Well, thanks, I’ll keep your suggestions in mind when buying. While I wasn’t particularily willing to overclock, the specs you give make me want to. Please note that I’m far from being a pc ignorant bum, and I perfectly know the BIOS and the other stuff you mentionned :)

Thanks anyway :)


it’s not about damaging hardware, it’s about stability :).

people wonder why suddenly their PC crash, then they remembered they O/C the hell out of it. So what i’m saying is that unless you “in the know” you’re going to spend some time with the O/C stuff, that is of course if you want a decent O/C. :lol:

when it comes to stability, it’s at least rather simple to determine if your rig became unstable due to overclocking or not.
a rather popular tool for that task is called “prime95” which can be freely downloaded over HERE.

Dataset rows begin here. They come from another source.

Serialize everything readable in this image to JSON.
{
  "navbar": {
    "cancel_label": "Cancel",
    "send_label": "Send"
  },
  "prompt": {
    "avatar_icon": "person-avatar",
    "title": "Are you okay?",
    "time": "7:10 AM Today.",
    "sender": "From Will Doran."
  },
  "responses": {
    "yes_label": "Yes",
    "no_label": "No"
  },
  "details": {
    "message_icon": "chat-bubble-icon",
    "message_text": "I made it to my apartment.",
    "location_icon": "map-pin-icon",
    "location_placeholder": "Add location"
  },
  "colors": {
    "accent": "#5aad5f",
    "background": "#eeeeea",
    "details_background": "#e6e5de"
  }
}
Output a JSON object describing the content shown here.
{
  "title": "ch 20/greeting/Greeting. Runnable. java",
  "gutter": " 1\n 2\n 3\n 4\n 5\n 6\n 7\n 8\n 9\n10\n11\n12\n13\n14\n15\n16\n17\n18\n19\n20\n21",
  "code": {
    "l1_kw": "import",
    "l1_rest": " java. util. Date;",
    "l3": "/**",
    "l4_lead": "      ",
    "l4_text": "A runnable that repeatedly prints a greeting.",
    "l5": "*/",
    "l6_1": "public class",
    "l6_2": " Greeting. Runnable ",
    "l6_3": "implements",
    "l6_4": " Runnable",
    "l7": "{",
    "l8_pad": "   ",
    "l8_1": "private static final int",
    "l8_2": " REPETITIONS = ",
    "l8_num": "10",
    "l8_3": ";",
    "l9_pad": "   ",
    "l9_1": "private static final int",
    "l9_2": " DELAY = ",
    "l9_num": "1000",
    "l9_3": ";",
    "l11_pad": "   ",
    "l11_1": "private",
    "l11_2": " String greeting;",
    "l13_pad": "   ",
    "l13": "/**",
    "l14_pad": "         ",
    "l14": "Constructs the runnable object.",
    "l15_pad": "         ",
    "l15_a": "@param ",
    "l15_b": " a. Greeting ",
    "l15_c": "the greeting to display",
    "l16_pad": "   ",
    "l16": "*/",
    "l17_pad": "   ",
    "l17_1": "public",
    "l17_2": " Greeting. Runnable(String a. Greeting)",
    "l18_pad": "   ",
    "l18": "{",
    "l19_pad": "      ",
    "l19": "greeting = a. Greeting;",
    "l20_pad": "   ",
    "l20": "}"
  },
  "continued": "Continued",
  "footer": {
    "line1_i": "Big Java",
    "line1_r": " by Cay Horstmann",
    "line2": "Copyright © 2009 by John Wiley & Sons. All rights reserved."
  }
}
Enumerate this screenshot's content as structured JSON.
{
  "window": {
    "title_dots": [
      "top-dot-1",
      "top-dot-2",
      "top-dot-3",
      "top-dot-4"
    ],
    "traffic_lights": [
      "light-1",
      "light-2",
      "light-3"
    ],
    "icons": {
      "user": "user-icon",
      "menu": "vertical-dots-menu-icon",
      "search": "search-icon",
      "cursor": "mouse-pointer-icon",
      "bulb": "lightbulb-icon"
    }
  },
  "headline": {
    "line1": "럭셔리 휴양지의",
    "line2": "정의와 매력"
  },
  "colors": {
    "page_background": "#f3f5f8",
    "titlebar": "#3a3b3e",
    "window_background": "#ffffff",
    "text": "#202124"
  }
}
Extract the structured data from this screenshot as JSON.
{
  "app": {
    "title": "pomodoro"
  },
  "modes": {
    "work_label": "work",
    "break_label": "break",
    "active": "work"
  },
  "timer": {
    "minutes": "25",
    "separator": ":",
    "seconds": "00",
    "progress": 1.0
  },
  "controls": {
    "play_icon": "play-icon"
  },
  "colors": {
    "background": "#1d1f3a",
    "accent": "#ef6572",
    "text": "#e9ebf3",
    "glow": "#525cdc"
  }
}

it’s a tool which continously calculates prime numbers and whilst doing so stresses CPU/RAM/Northbridge transfers to the absolute maximum.
the heat generated by this is probably the most possible heat an application is able to produce, so if you’re in safe temp regions after one hour of testing, you know there’s no app driving your system any further.

whenever a system finishes prime95’s stress test after 24h without any errors, it can be regarded as “stable” - at least when it comes to cpu/ram/northbridge functionality.
if you still get crashes after successfully testing with prime you know it’s not due to overclocking at least.

that’s a good test indeed ;), make a snapshot of your configuration and stress it… each time you change a component you have to recheck it of course.

if your pc doesn’t melt, it’s ready to go :lol: